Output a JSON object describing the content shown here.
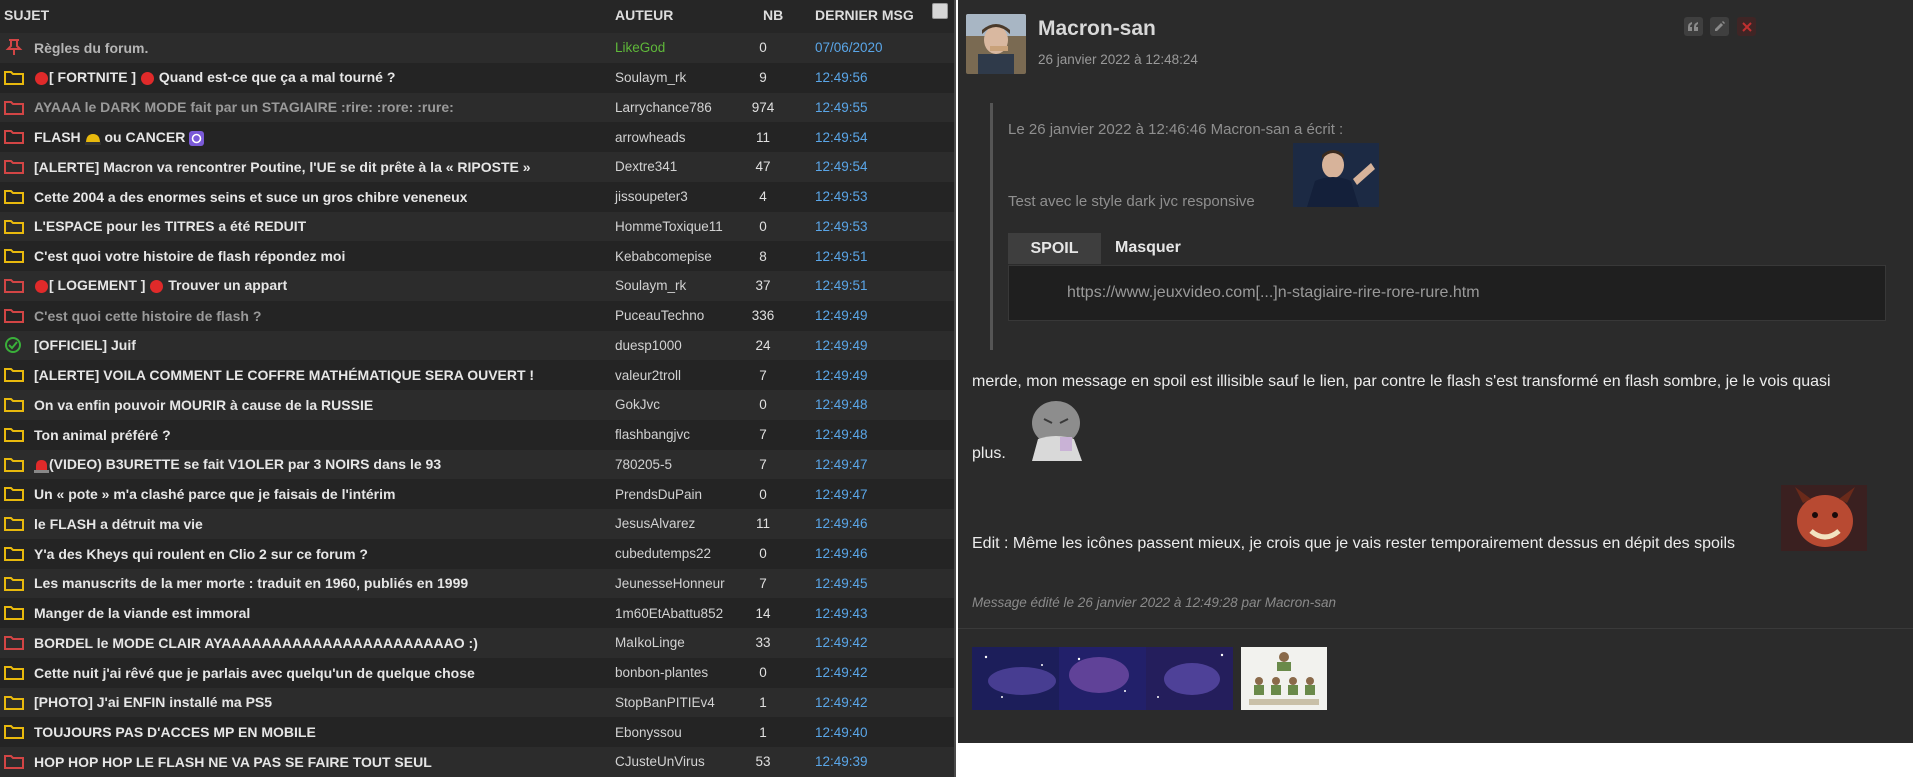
{
  "list": {
    "headers": {
      "subject": "SUJET",
      "author": "AUTEUR",
      "count": "NB",
      "last_msg": "DERNIER MSG"
    },
    "topics": [
      {
        "icon": "pin-icon",
        "subject": "Règles du forum.",
        "author": "LikeGod",
        "count": "0",
        "last": "07/06/2020",
        "style": "pin",
        "author_style": "green"
      },
      {
        "icon": "folder-yellow-icon",
        "pre": "red-dot",
        "subject": "[ FORTNITE ]",
        "mid": "red-dot",
        "subject2": "Quand est-ce que ça a mal tourné ?",
        "author": "Soulaym_rk",
        "count": "9",
        "last": "12:49:56"
      },
      {
        "icon": "folder-red-icon",
        "subject": "AYAAA le DARK MODE fait par un STAGIAIRE :rire: :rore: :rure:",
        "author": "Larrychance786",
        "count": "974",
        "last": "12:49:55",
        "style": "grey"
      },
      {
        "icon": "folder-red-icon",
        "subject": "FLASH",
        "mid": "helmet",
        "subject2": "ou CANCER",
        "post": "cycle",
        "author": "arrowheads",
        "count": "11",
        "last": "12:49:54"
      },
      {
        "icon": "folder-red-icon",
        "subject": "[ALERTE] Macron va rencontrer Poutine, l'UE se dit prête à la « RIPOSTE »",
        "author": "Dextre341",
        "count": "47",
        "last": "12:49:54"
      },
      {
        "icon": "folder-yellow-icon",
        "subject": "Cette 2004 a des enormes seins et suce un gros chibre veneneux",
        "author": "jissoupeter3",
        "count": "4",
        "last": "12:49:53"
      },
      {
        "icon": "folder-yellow-icon",
        "subject": "L'ESPACE pour les TITRES a été REDUIT",
        "author": "HommeToxique11",
        "count": "0",
        "last": "12:49:53"
      },
      {
        "icon": "folder-yellow-icon",
        "subject": "C'est quoi votre histoire de flash répondez moi",
        "author": "Kebabcomepise",
        "count": "8",
        "last": "12:49:51"
      },
      {
        "icon": "folder-red-icon",
        "pre": "red-dot",
        "subject": "[ LOGEMENT ]",
        "mid": "red-dot",
        "subject2": "Trouver un appart",
        "author": "Soulaym_rk",
        "count": "37",
        "last": "12:49:51"
      },
      {
        "icon": "folder-red-icon",
        "subject": "C'est quoi cette histoire de flash ?",
        "author": "PuceauTechno",
        "count": "336",
        "last": "12:49:49",
        "style": "grey"
      },
      {
        "icon": "check-green-icon",
        "subject": "[OFFICIEL] Juif",
        "author": "duesp1000",
        "count": "24",
        "last": "12:49:49"
      },
      {
        "icon": "folder-yellow-icon",
        "subject": "[ALERTE] VOILA COMMENT LE COFFRE MATHÉMATIQUE SERA OUVERT !",
        "author": "valeur2troll",
        "count": "7",
        "last": "12:49:49"
      },
      {
        "icon": "folder-yellow-icon",
        "subject": "On va enfin pouvoir MOURIR à cause de la RUSSIE",
        "author": "GokJvc",
        "count": "0",
        "last": "12:49:48"
      },
      {
        "icon": "folder-yellow-icon",
        "subject": "Ton animal préféré ?",
        "author": "flashbangjvc",
        "count": "7",
        "last": "12:49:48"
      },
      {
        "icon": "folder-yellow-icon",
        "pre": "siren",
        "subject": "(VIDEO) B3URETTE se fait V1OLER par 3 NOIRS dans le 93",
        "author": "780205-5",
        "count": "7",
        "last": "12:49:47"
      },
      {
        "icon": "folder-yellow-icon",
        "subject": "Un « pote » m'a clashé parce que je faisais de l'intérim",
        "author": "PrendsDuPain",
        "count": "0",
        "last": "12:49:47"
      },
      {
        "icon": "folder-yellow-icon",
        "subject": "le FLASH a détruit ma vie",
        "author": "JesusAlvarez",
        "count": "11",
        "last": "12:49:46"
      },
      {
        "icon": "folder-yellow-icon",
        "subject": "Y'a des Kheys qui roulent en Clio 2 sur ce forum ?",
        "author": "cubedutemps22",
        "count": "0",
        "last": "12:49:46"
      },
      {
        "icon": "folder-yellow-icon",
        "subject": "Les manuscrits de la mer morte : traduit en 1960, publiés en 1999",
        "author": "JeunesseHonneur",
        "count": "7",
        "last": "12:49:45"
      },
      {
        "icon": "folder-yellow-icon",
        "subject": "Manger de la viande est immoral",
        "author": "1m60EtAbattu852",
        "count": "14",
        "last": "12:49:43"
      },
      {
        "icon": "folder-red-icon",
        "subject": "BORDEL le MODE CLAIR AYAAAAAAAAAAAAAAAAAAAAAAAO :)",
        "author": "MaIkoLinge",
        "count": "33",
        "last": "12:49:42"
      },
      {
        "icon": "folder-yellow-icon",
        "subject": "Cette nuit j'ai rêvé que je parlais avec quelqu'un de quelque chose",
        "author": "bonbon-plantes",
        "count": "0",
        "last": "12:49:42"
      },
      {
        "icon": "folder-yellow-icon",
        "subject": "[PHOTO] J'ai ENFIN installé ma PS5",
        "author": "StopBanPITIEv4",
        "count": "1",
        "last": "12:49:42"
      },
      {
        "icon": "folder-yellow-icon",
        "subject": "TOUJOURS PAS D'ACCES MP EN MOBILE",
        "author": "Ebonyssou",
        "count": "1",
        "last": "12:49:40"
      },
      {
        "icon": "folder-red-icon",
        "subject": "HOP HOP HOP LE FLASH NE VA PAS SE FAIRE TOUT SEUL",
        "author": "CJusteUnVirus",
        "count": "53",
        "last": "12:49:39"
      }
    ]
  },
  "message": {
    "author": "Macron-san",
    "date": "26 janvier 2022 à 12:48:24",
    "tools": [
      "quote-icon",
      "edit-icon",
      "delete-icon"
    ],
    "quote": {
      "header": "Le 26 janvier 2022 à 12:46:46 Macron-san a écrit :",
      "text": "Test avec le style dark jvc responsive",
      "spoil_label": "SPOIL",
      "hide_label": "Masquer",
      "spoil_link": "https://www.jeuxvideo.com[...]n-stagiaire-rire-rore-rure.htm"
    },
    "body_line1": "merde, mon message en spoil est illisible sauf le lien, par contre le flash s'est transformé en flash sombre, je le vois quasi",
    "body_line2": "plus.",
    "body_line3": "Edit : Même les icônes passent mieux, je crois que je vais rester temporairement dessus en dépit des spoils",
    "edited": "Message édité le 26 janvier 2022 à 12:49:28 par Macron-san"
  },
  "colors": {
    "folder_yellow": "#e8b90d",
    "folder_red": "#d24545",
    "link_blue": "#5aa6e8",
    "author_green": "#5fb83a"
  }
}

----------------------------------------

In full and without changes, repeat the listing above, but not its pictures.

Output a JSON object describing the content shown here.
{
  "list": {
    "headers": {
      "subject": "SUJET",
      "author": "AUTEUR",
      "count": "NB",
      "last_msg": "DERNIER MSG"
    },
    "topics": [
      {
        "icon": "pin-icon",
        "subject": "Règles du forum.",
        "author": "LikeGod",
        "count": "0",
        "last": "07/06/2020",
        "style": "pin",
        "author_style": "green"
      },
      {
        "icon": "folder-yellow-icon",
        "pre": "red-dot",
        "subject": "[ FORTNITE ]",
        "mid": "red-dot",
        "subject2": "Quand est-ce que ça a mal tourné ?",
        "author": "Soulaym_rk",
        "count": "9",
        "last": "12:49:56"
      },
      {
        "icon": "folder-red-icon",
        "subject": "AYAAA le DARK MODE fait par un STAGIAIRE :rire: :rore: :rure:",
        "author": "Larrychance786",
        "count": "974",
        "last": "12:49:55",
        "style": "grey"
      },
      {
        "icon": "folder-red-icon",
        "subject": "FLASH",
        "mid": "helmet",
        "subject2": "ou CANCER",
        "post": "cycle",
        "author": "arrowheads",
        "count": "11",
        "last": "12:49:54"
      },
      {
        "icon": "folder-red-icon",
        "subject": "[ALERTE] Macron va rencontrer Poutine, l'UE se dit prête à la « RIPOSTE »",
        "author": "Dextre341",
        "count": "47",
        "last": "12:49:54"
      },
      {
        "icon": "folder-yellow-icon",
        "subject": "Cette 2004 a des enormes seins et suce un gros chibre veneneux",
        "author": "jissoupeter3",
        "count": "4",
        "last": "12:49:53"
      },
      {
        "icon": "folder-yellow-icon",
        "subject": "L'ESPACE pour les TITRES a été REDUIT",
        "author": "HommeToxique11",
        "count": "0",
        "last": "12:49:53"
      },
      {
        "icon": "folder-yellow-icon",
        "subject": "C'est quoi votre histoire de flash répondez moi",
        "author": "Kebabcomepise",
        "count": "8",
        "last": "12:49:51"
      },
      {
        "icon": "folder-red-icon",
        "pre": "red-dot",
        "subject": "[ LOGEMENT ]",
        "mid": "red-dot",
        "subject2": "Trouver un appart",
        "author": "Soulaym_rk",
        "count": "37",
        "last": "12:49:51"
      },
      {
        "icon": "folder-red-icon",
        "subject": "C'est quoi cette histoire de flash ?",
        "author": "PuceauTechno",
        "count": "336",
        "last": "12:49:49",
        "style": "grey"
      },
      {
        "icon": "check-green-icon",
        "subject": "[OFFICIEL] Juif",
        "author": "duesp1000",
        "count": "24",
        "last": "12:49:49"
      },
      {
        "icon": "folder-yellow-icon",
        "subject": "[ALERTE] VOILA COMMENT LE COFFRE MATHÉMATIQUE SERA OUVERT !",
        "author": "valeur2troll",
        "count": "7",
        "last": "12:49:49"
      },
      {
        "icon": "folder-yellow-icon",
        "subject": "On va enfin pouvoir MOURIR à cause de la RUSSIE",
        "author": "GokJvc",
        "count": "0",
        "last": "12:49:48"
      },
      {
        "icon": "folder-yellow-icon",
        "subject": "Ton animal préféré ?",
        "author": "flashbangjvc",
        "count": "7",
        "last": "12:49:48"
      },
      {
        "icon": "folder-yellow-icon",
        "pre": "siren",
        "subject": "(VIDEO) B3URETTE se fait V1OLER par 3 NOIRS dans le 93",
        "author": "780205-5",
        "count": "7",
        "last": "12:49:47"
      },
      {
        "icon": "folder-yellow-icon",
        "subject": "Un « pote » m'a clashé parce que je faisais de l'intérim",
        "author": "PrendsDuPain",
        "count": "0",
        "last": "12:49:47"
      },
      {
        "icon": "folder-yellow-icon",
        "subject": "le FLASH a détruit ma vie",
        "author": "JesusAlvarez",
        "count": "11",
        "last": "12:49:46"
      },
      {
        "icon": "folder-yellow-icon",
        "subject": "Y'a des Kheys qui roulent en Clio 2 sur ce forum ?",
        "author": "cubedutemps22",
        "count": "0",
        "last": "12:49:46"
      },
      {
        "icon": "folder-yellow-icon",
        "subject": "Les manuscrits de la mer morte : traduit en 1960, publiés en 1999",
        "author": "JeunesseHonneur",
        "count": "7",
        "last": "12:49:45"
      },
      {
        "icon": "folder-yellow-icon",
        "subject": "Manger de la viande est immoral",
        "author": "1m60EtAbattu852",
        "count": "14",
        "last": "12:49:43"
      },
      {
        "icon": "folder-red-icon",
        "subject": "BORDEL le MODE CLAIR AYAAAAAAAAAAAAAAAAAAAAAAAO :)",
        "author": "MaIkoLinge",
        "count": "33",
        "last": "12:49:42"
      },
      {
        "icon": "folder-yellow-icon",
        "subject": "Cette nuit j'ai rêvé que je parlais avec quelqu'un de quelque chose",
        "author": "bonbon-plantes",
        "count": "0",
        "last": "12:49:42"
      },
      {
        "icon": "folder-yellow-icon",
        "subject": "[PHOTO] J'ai ENFIN installé ma PS5",
        "author": "StopBanPITIEv4",
        "count": "1",
        "last": "12:49:42"
      },
      {
        "icon": "folder-yellow-icon",
        "subject": "TOUJOURS PAS D'ACCES MP EN MOBILE",
        "author": "Ebonyssou",
        "count": "1",
        "last": "12:49:40"
      },
      {
        "icon": "folder-red-icon",
        "subject": "HOP HOP HOP LE FLASH NE VA PAS SE FAIRE TOUT SEUL",
        "author": "CJusteUnVirus",
        "count": "53",
        "last": "12:49:39"
      }
    ]
  },
  "message": {
    "author": "Macron-san",
    "date": "26 janvier 2022 à 12:48:24",
    "tools": [
      "quote-icon",
      "edit-icon",
      "delete-icon"
    ],
    "quote": {
      "header": "Le 26 janvier 2022 à 12:46:46 Macron-san a écrit :",
      "text": "Test avec le style dark jvc responsive",
      "spoil_label": "SPOIL",
      "hide_label": "Masquer",
      "spoil_link": "https://www.jeuxvideo.com[...]n-stagiaire-rire-rore-rure.htm"
    },
    "body_line1": "merde, mon message en spoil est illisible sauf le lien, par contre le flash s'est transformé en flash sombre, je le vois quasi",
    "body_line2": "plus.",
    "body_line3": "Edit : Même les icônes passent mieux, je crois que je vais rester temporairement dessus en dépit des spoils",
    "edited": "Message édité le 26 janvier 2022 à 12:49:28 par Macron-san"
  },
  "colors": {
    "folder_yellow": "#e8b90d",
    "folder_red": "#d24545",
    "link_blue": "#5aa6e8",
    "author_green": "#5fb83a"
  }
}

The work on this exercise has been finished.